Mastick swished the solutions around in his mouth and then spit them into a beaker. The first mouthful contained almost one-half microgram of plutonium. A microgram of plutonium, which is a millionth of a gram, was considered in 1945 to be the maximum amount of plutonium that could be retained in the human body without causing harm. Eleven more times at fifteen-minute intervals Mastick swished the two solutions around in his mouth and then spit them into the beaker.
After the accident, Mastick's breath was so hot that he could stand six feet away and blow the needles on the radiation monitors off scale. His urine contained detectable plutonium for many years. In one of several interviews Mastick said that he was undoubtedly still excreting "a few atoms" of plutonium but had suffered no ill effects.
When the mouth washings finally were finished, Hempelmann ordered the young man to lie down on a cot. Then he pumped out his stomach several times. Carefully he transferred the stomach liquids into a tall beaker. The plutonium would have to be chemically separated from the organic matter in Mastick's stomach and mouth so it could be reused in future experiments. No scientist at the lab had ever undertaken such a task.
Hempelmann gave the young chemist a couple of breakfast waffles for his empty stomach and some Sippy alkaline powders to be taken during the day. Then he turned and handed him the four-liter beaker of murky liquid.
Go, he said, retrieve the plutonium.
Mastick returned to his lab with the beaker and opened his textbooks. It took a "little rapid-fire research," as he put it, to figure out how to separate the plutonium from the organic matter. But he didn't flinch from the task, despite the ordeal he had just been through. "Since I was the plutonium chemist at that point, I was the logical choice to recover it." From Mastick's perspective, the mood in which all these events took place was calm, deliberate, and "almost humorous." But other people did not feel nearly so relaxed about what had occurred.

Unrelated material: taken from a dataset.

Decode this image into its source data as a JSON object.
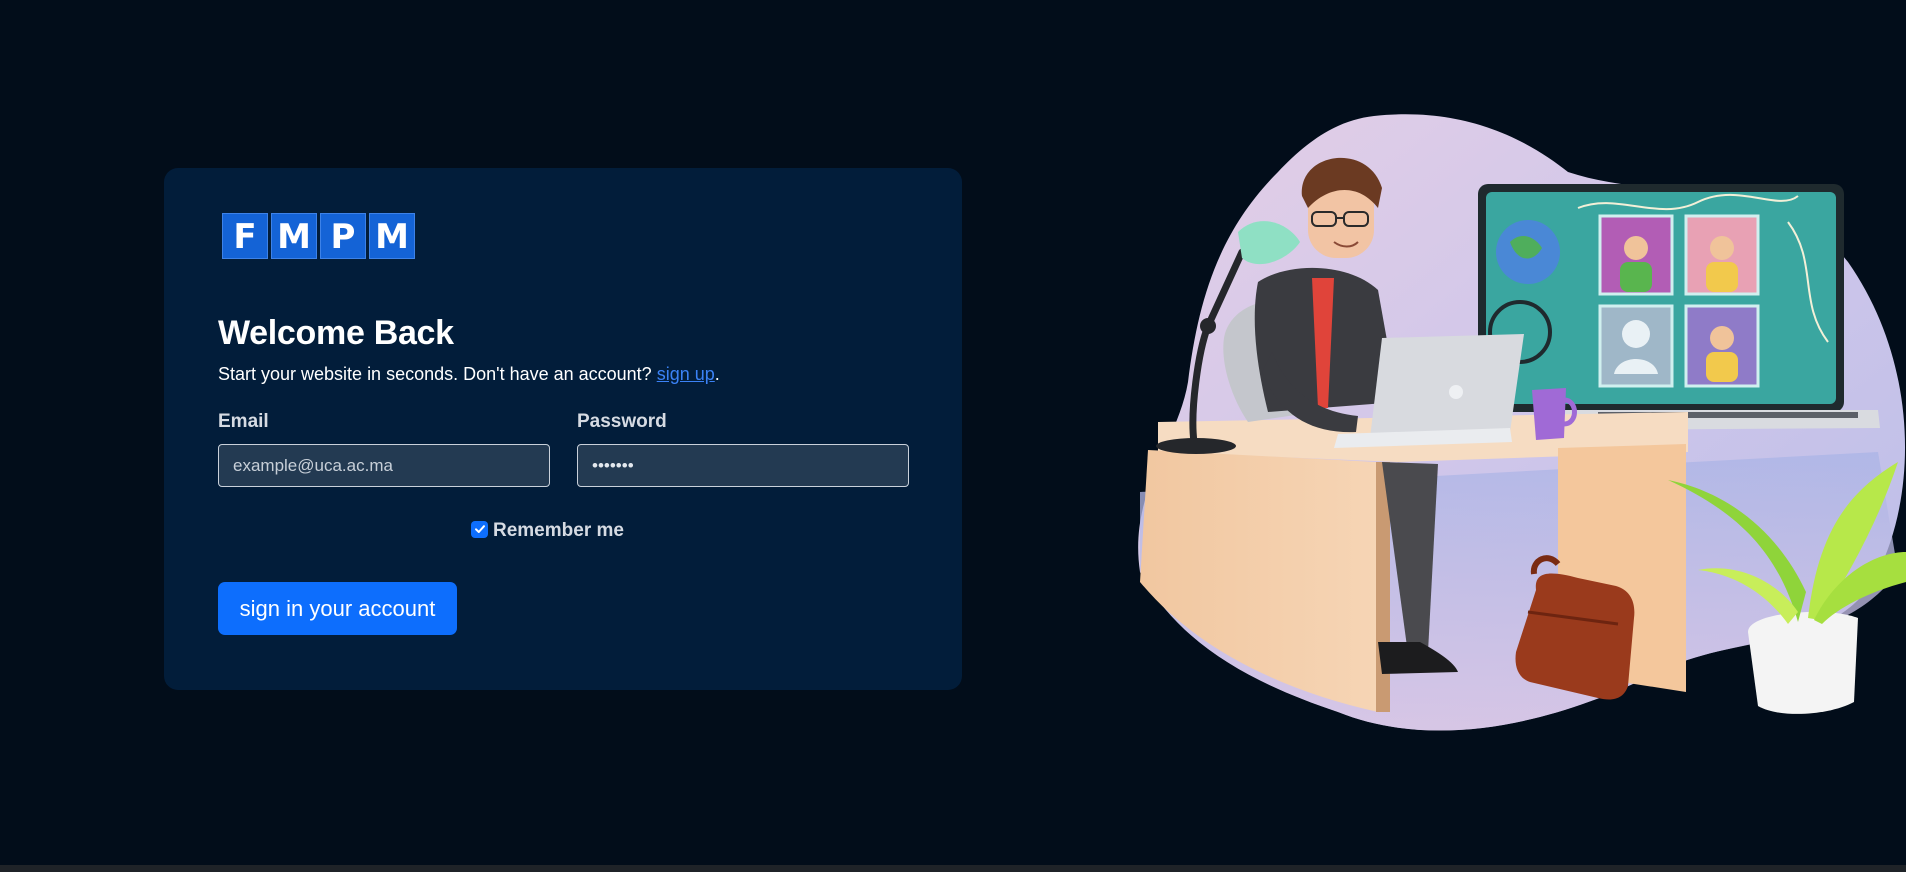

The day after the accident, Hempelmann sat down and wrote Stafford Warren a thank-you note. "I was sorry to bother you but was anxious to have your help and moral support. In retrospect, I think that the chances of the fellow's having swallowed a dangerous amount of material are slight." Hempelmann told Warren that he believed about ten micrograms of plutonium had entered Mastick's mouth. The mouth washings had removed all but one microgram, an infinitesimal but nevertheless hazardous amount. More important, Hempelmann thought the chemist had not inhaled any plutonium. At that time scientists knew that plutonium was extremely hazardous if it was breathed in and deposited in lung tissue. But they also were discovering that the radioactive material was not readily absorbed through the gastrointestinal tract and that it could not penetrate beyond the outer layer of human skin. Thus, most of the microgram of plutonium in Mastick's mouth undoubtedly would have passed through his digestive system and out of his body without being absorbed.
A catastrophe had been avoided, but the accident was a vivid reminder of the invisible dangers that scientists and workers were confronted with at "Site Y," the code name for Los Alamos. The responsibilities seemed overwhelming to Hempelmann, who was only twenty-nine years old and a neophyte when it came to understanding radiation. He had been working with radioactive materials for three years. As for plutonium, he had only about six months of hands-on experience. "There were all sorts of problems," he admitted years later, "which I just couldn't handle because of limited experience."
From the Trade Paperback edition.